You want to progress slowly and safely to avoid resistance or exhaustion in the leg muscles. Resistance of the physical body is common and quite easy to identify because you will feel it. Resistance of the mind is trickier to identify. Practicing yoga with awareness ultimately helps us break free of any limiting beliefs or fears. When we doubt our ability or resist mentally, even if we try to do it physically, this can be very uncomfortable. So with any asana, especially the more advanced ones, the mind must be ready to let go of any insecurity or self-doubt. The body will follow.
Here are a few things to keep in mind as you make your way into the Splits.
Practice with blocks
The use of yoga blocks when you practice the Splits allow for active and passive lengthening and strengthening of certain muscles. Placing a block at whatever height you need beneath your front leg gives you a steady base to gradually release tension in the hamstrings without forcing the leg to the mat. This allows you to safely extend without creating too much stress.

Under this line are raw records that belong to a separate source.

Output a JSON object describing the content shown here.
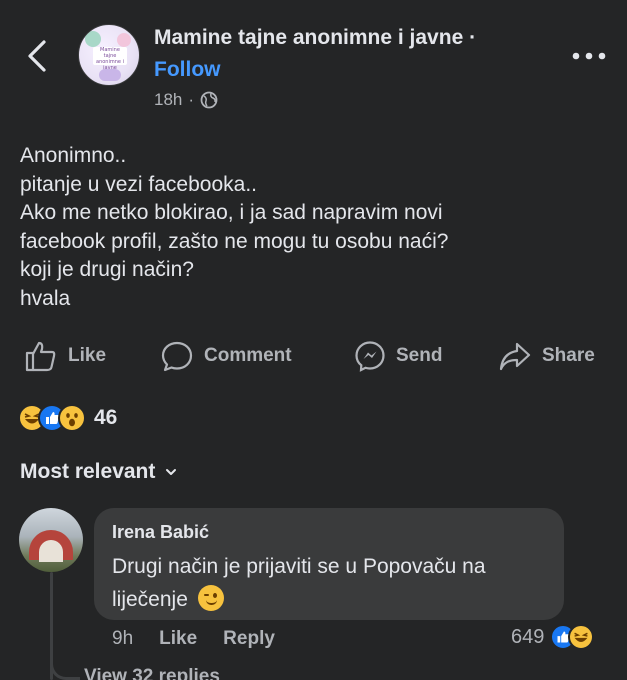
{
  "header": {
    "group_name": "Mamine tajne anonimne i javne ·",
    "follow_label": "Follow",
    "time": "18h",
    "separator": "·",
    "avatar_text": "Mamine tajne anonimne i javne"
  },
  "post": {
    "lines": [
      "Anonimno..",
      "pitanje u vezi facebooka..",
      "Ako me netko blokirao, i ja sad napravim novi",
      "facebook profil, zašto ne mogu tu osobu naći?",
      "koji je drugi način?",
      "hvala"
    ]
  },
  "actions": {
    "like": "Like",
    "comment": "Comment",
    "send": "Send",
    "share": "Share"
  },
  "reactions": {
    "count": "46",
    "types": [
      "haha",
      "like",
      "wow"
    ]
  },
  "comments_section": {
    "sort_label": "Most relevant"
  },
  "comment": {
    "author": "Irena Babić",
    "text": "Drugi način je prijaviti se u Popovaču na liječenje",
    "time": "9h",
    "like_label": "Like",
    "reply_label": "Reply",
    "reaction_count": "649",
    "reaction_types": [
      "like",
      "haha"
    ]
  },
  "view_replies_label": "View 32 replies",
  "colors": {
    "background": "#242526",
    "bubble": "#3a3b3c",
    "accent": "#4599ff",
    "text_primary": "#e4e6eb",
    "text_secondary": "#b0b3b8",
    "like_blue": "#1877f2",
    "emoji_yellow": "#f7c23e"
  }
}
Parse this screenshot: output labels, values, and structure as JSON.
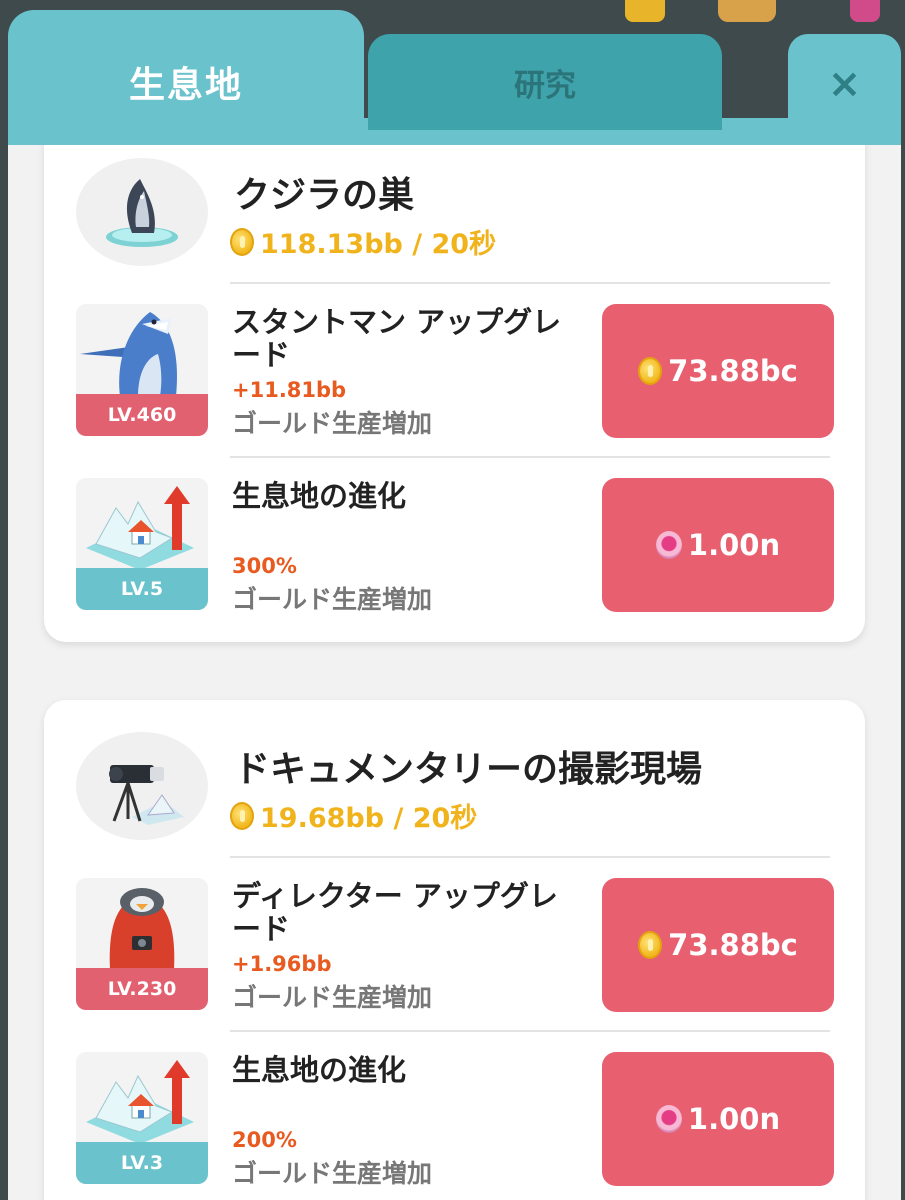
{
  "tabs": {
    "habitat_label": "生息地",
    "research_label": "研究",
    "close_label": "×"
  },
  "habitats": [
    {
      "name": "クジラの巣",
      "rate": "118.13bb / 20秒",
      "icon": "whale-nest-icon",
      "items": [
        {
          "title": "スタントマン アップグレード",
          "level": "LV.460",
          "bonus": "+11.81bb",
          "desc": "ゴールド生産増加",
          "price": "73.88bc",
          "currency": "gold-coin-icon",
          "icon": "shark-stuntman-icon"
        },
        {
          "title": "生息地の進化",
          "level": "LV.5",
          "bonus": "300%",
          "desc": "ゴールド生産増加",
          "price": "1.00n",
          "currency": "pink-gem-icon",
          "icon": "habitat-evolution-icon"
        }
      ]
    },
    {
      "name": "ドキュメンタリーの撮影現場",
      "rate": "19.68bb / 20秒",
      "icon": "camera-site-icon",
      "items": [
        {
          "title": "ディレクター アップグレード",
          "level": "LV.230",
          "bonus": "+1.96bb",
          "desc": "ゴールド生産増加",
          "price": "73.88bc",
          "currency": "gold-coin-icon",
          "icon": "penguin-director-icon"
        },
        {
          "title": "生息地の進化",
          "level": "LV.3",
          "bonus": "200%",
          "desc": "ゴールド生産増加",
          "price": "1.00n",
          "currency": "pink-gem-icon",
          "icon": "habitat-evolution-icon"
        }
      ]
    }
  ],
  "colors": {
    "tab_teal": "#6ac3cc",
    "tab_dark": "#3fa3ab",
    "button_red": "#e86070",
    "gold": "#f1b31c",
    "bonus_orange": "#e85a1f"
  }
}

Using blocks beneath your hands gives you the space and support to shift your chest forward and keep your upper body upright so that you can focus on the hip extension taking place in your back leg. You can also keep the back knee down as you’re creating the flexibility needed in your body to
As always, the way you breathe greatly impacts your practice. If you have the support of blocks beneath your front leg, you can breathe with more ease because you are not unduly stressing the body as you come into the pose. Using blocks beneath your hands also enables your chest to remain open rather than collapsing forward, which in turn enables you to breathe correctly. If you breathe with comfort, then the body can let go of tension.

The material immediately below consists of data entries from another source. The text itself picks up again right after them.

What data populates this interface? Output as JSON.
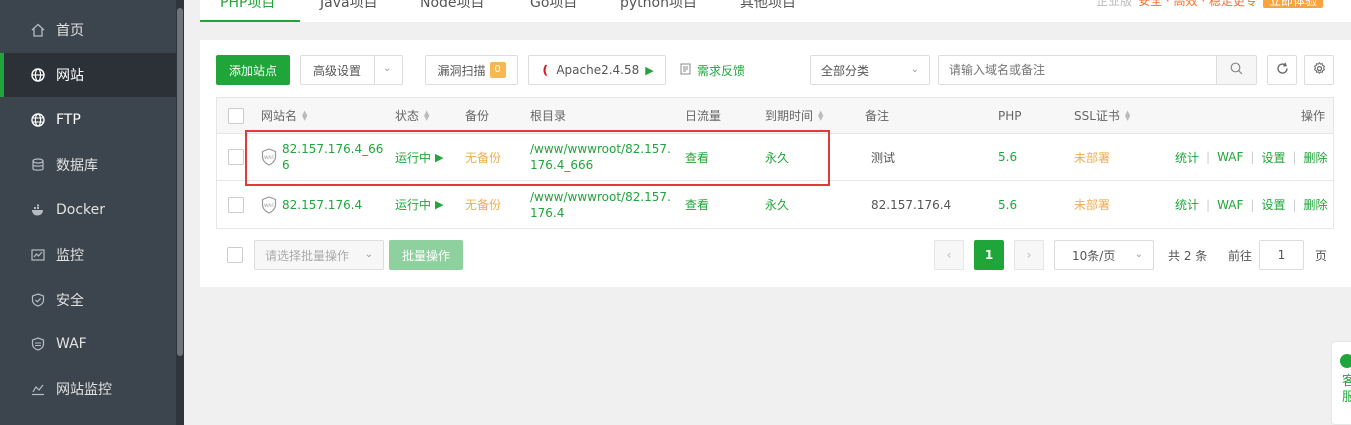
{
  "sidebar": {
    "items": [
      {
        "label": "首页",
        "icon": "home-icon"
      },
      {
        "label": "网站",
        "icon": "globe-icon",
        "active": true
      },
      {
        "label": "FTP",
        "icon": "ftp-globe-icon"
      },
      {
        "label": "数据库",
        "icon": "database-icon"
      },
      {
        "label": "Docker",
        "icon": "docker-icon"
      },
      {
        "label": "监控",
        "icon": "monitor-icon"
      },
      {
        "label": "安全",
        "icon": "shield-icon"
      },
      {
        "label": "WAF",
        "icon": "waf-shield-icon"
      },
      {
        "label": "网站监控",
        "icon": "chart-line-icon"
      }
    ]
  },
  "top_tabs": [
    "PHP项目",
    "Java项目",
    "Node项目",
    "Go项目",
    "python项目",
    "其他项目"
  ],
  "promo": {
    "text1": "企业版",
    "text2": "安全 · 高效 · 稳定更专",
    "button": "立即体验"
  },
  "toolbar": {
    "add_site": "添加站点",
    "advanced": "高级设置",
    "vuln_scan": "漏洞扫描",
    "vuln_count": "0",
    "apache": "Apache2.4.58",
    "feedback": "需求反馈",
    "category": "全部分类",
    "search_placeholder": "请输入域名或备注"
  },
  "table": {
    "headers": {
      "name": "网站名",
      "status": "状态",
      "backup": "备份",
      "root": "根目录",
      "traffic": "日流量",
      "expire": "到期时间",
      "note": "备注",
      "php": "PHP",
      "ssl": "SSL证书",
      "actions": "操作"
    },
    "rows": [
      {
        "name_line1": "82.157.176.4_66",
        "name_line2": "6",
        "status": "运行中",
        "backup": "无备份",
        "root_line1": "/www/wwwroot/82.157.",
        "root_line2": "176.4_666",
        "traffic": "查看",
        "expire": "永久",
        "note": "测试",
        "php": "5.6",
        "ssl": "未部署",
        "act_stats": "统计",
        "act_waf": "WAF",
        "act_settings": "设置",
        "act_delete": "删除"
      },
      {
        "name_line1": "82.157.176.4",
        "name_line2": "",
        "status": "运行中",
        "backup": "无备份",
        "root_line1": "/www/wwwroot/82.157.",
        "root_line2": "176.4",
        "traffic": "查看",
        "expire": "永久",
        "note": "82.157.176.4",
        "php": "5.6",
        "ssl": "未部署",
        "act_stats": "统计",
        "act_waf": "WAF",
        "act_settings": "设置",
        "act_delete": "删除"
      }
    ]
  },
  "footer": {
    "batch_placeholder": "请选择批量操作",
    "batch_button": "批量操作",
    "current_page": "1",
    "page_size": "10条/页",
    "total": "共 2 条",
    "goto_label": "前往",
    "goto_value": "1",
    "page_suffix": "页"
  },
  "float_widget": {
    "text": "客服"
  },
  "colors": {
    "accent": "#20a53a",
    "sidebar_bg": "#3c444d",
    "warning": "#f0ad4e",
    "highlight": "#e03a3a"
  }
}
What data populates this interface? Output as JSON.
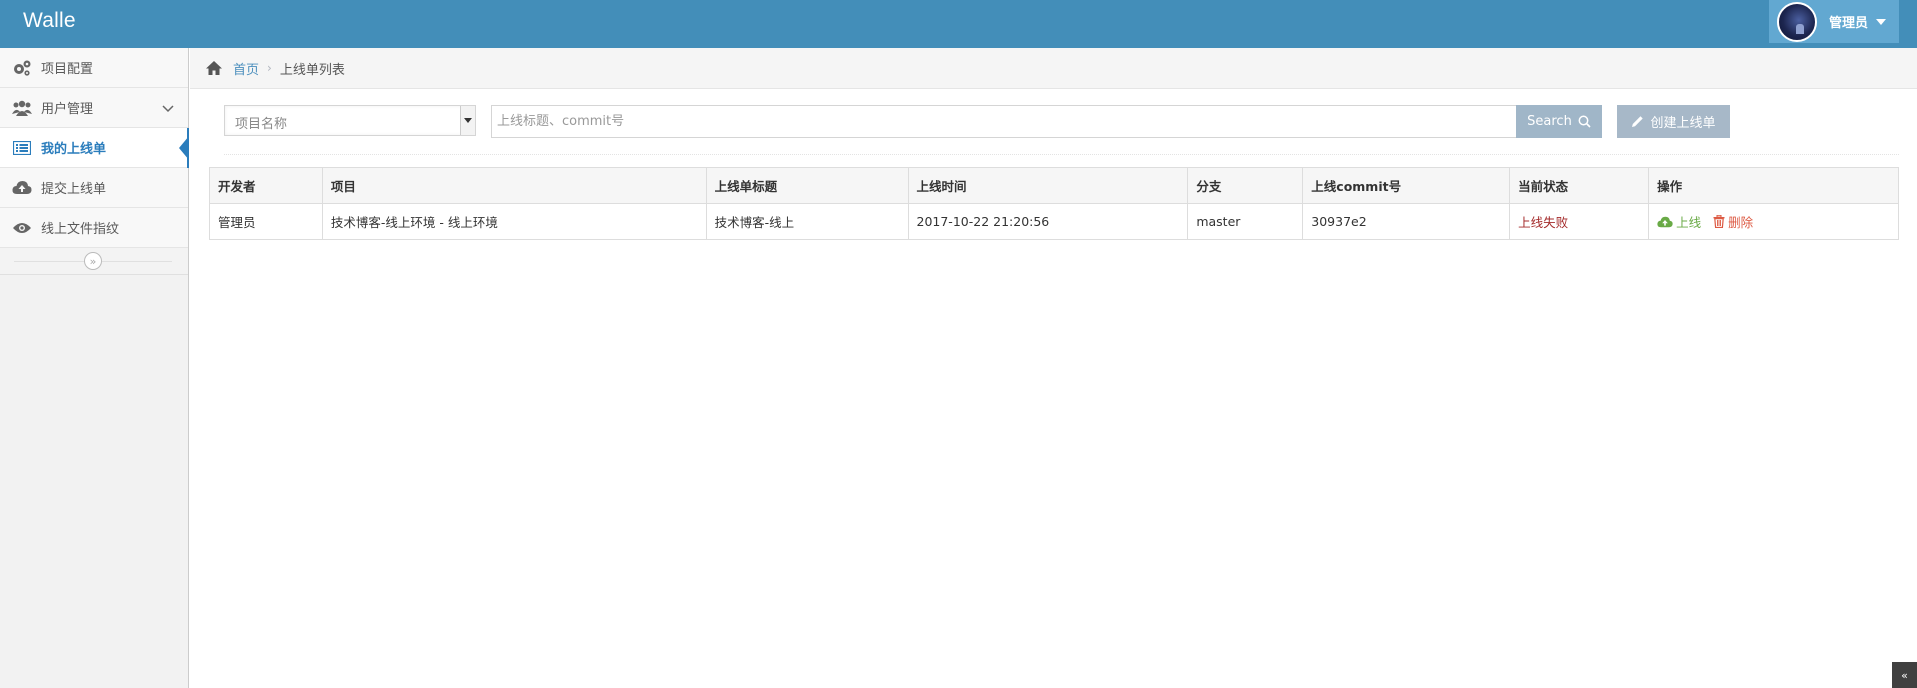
{
  "navbar": {
    "brand": "Walle",
    "user_name": "管理员"
  },
  "sidebar": {
    "items": [
      {
        "label": "项目配置",
        "icon": "cogs-icon"
      },
      {
        "label": "用户管理",
        "icon": "users-icon"
      },
      {
        "label": "我的上线单",
        "icon": "list-icon"
      },
      {
        "label": "提交上线单",
        "icon": "cloud-upload-icon"
      },
      {
        "label": "线上文件指纹",
        "icon": "eye-icon"
      }
    ],
    "collapse_symbol": "»"
  },
  "breadcrumb": {
    "home": "首页",
    "separator": "›",
    "current": "上线单列表"
  },
  "toolbar": {
    "project_placeholder": "项目名称",
    "search_placeholder": "上线标题、commit号",
    "search_label": "Search",
    "create_label": "创建上线单"
  },
  "table": {
    "headers": [
      "开发者",
      "项目",
      "上线单标题",
      "上线时间",
      "分支",
      "上线commit号",
      "当前状态",
      "操作"
    ],
    "rows": [
      {
        "developer": "管理员",
        "project": "技术博客-线上环境 - 线上环境",
        "title": "技术博客-线上",
        "time": "2017-10-22 21:20:56",
        "branch": "master",
        "commit": "30937e2",
        "status": "上线失败",
        "deploy_label": "上线",
        "delete_label": "删除"
      }
    ]
  },
  "scroll_top_symbol": "«",
  "colors": {
    "navbar": "#438eb9",
    "user_menu": "#62a8d1",
    "active_nav": "#2b7dbc",
    "status_fail": "#a42b2b",
    "deploy": "#69aa46",
    "delete": "#dd5a43"
  }
}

Keep the pose in perspective
We must remember that asana is both a physical and spiritual practice, not a performance. I always remind my students of this because once an asana is reached, then what happens? Instead of having a desire to “achieve” a pose just because it looks nice, we could be open to exploring the journey into each asana, regardless of how far we go into it. This way we understand it, see what it can teach us, and what it does, not just for our body, but also for our mental, emotional, and spiritual self. If we practice solely to prove to ourselves that we can do a pose, then the meaning of any asana is lost.
About our contributor

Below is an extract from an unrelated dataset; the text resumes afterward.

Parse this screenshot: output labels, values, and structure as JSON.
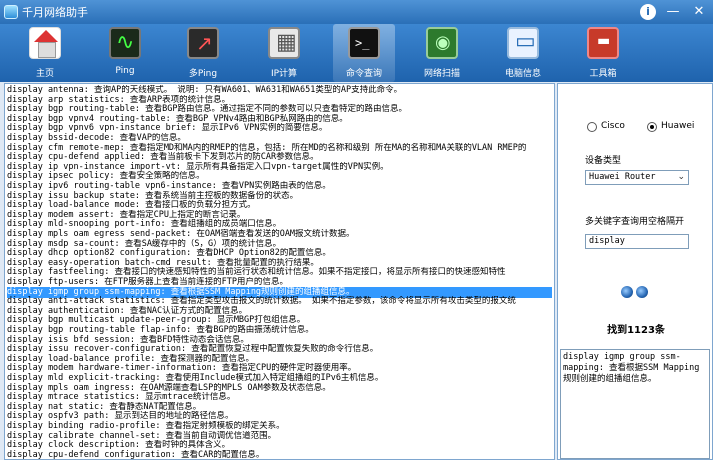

Miriam Indries is a 500-hour-plus yoga teacher and YTT trainer. With a vast experience of teaching asana and meditation as well as yoga teacher trainings, she is devoted to her mission and service of sharing yoga philosophy around the world through her teachings. She spent time in India studying yoga philosophy and advanced asana practice. Miriam is also an Ayurveda Practitioner, Pilates instructor and fitness enthusiast. Additionally, she has academic qualifications in Psychology (B.A) and NLP (neuro-linguistic programming) with an emphasis on behavior, effective goal setting, and strategies for self-development. Her love for learning also led her to studies in Traditional Chinese Medicine, body language, and reflexology and she continues to remain a student of life. She currently teaches at Aegialis School of Yoga in Greece as the creator and lead teacher of the YTTs.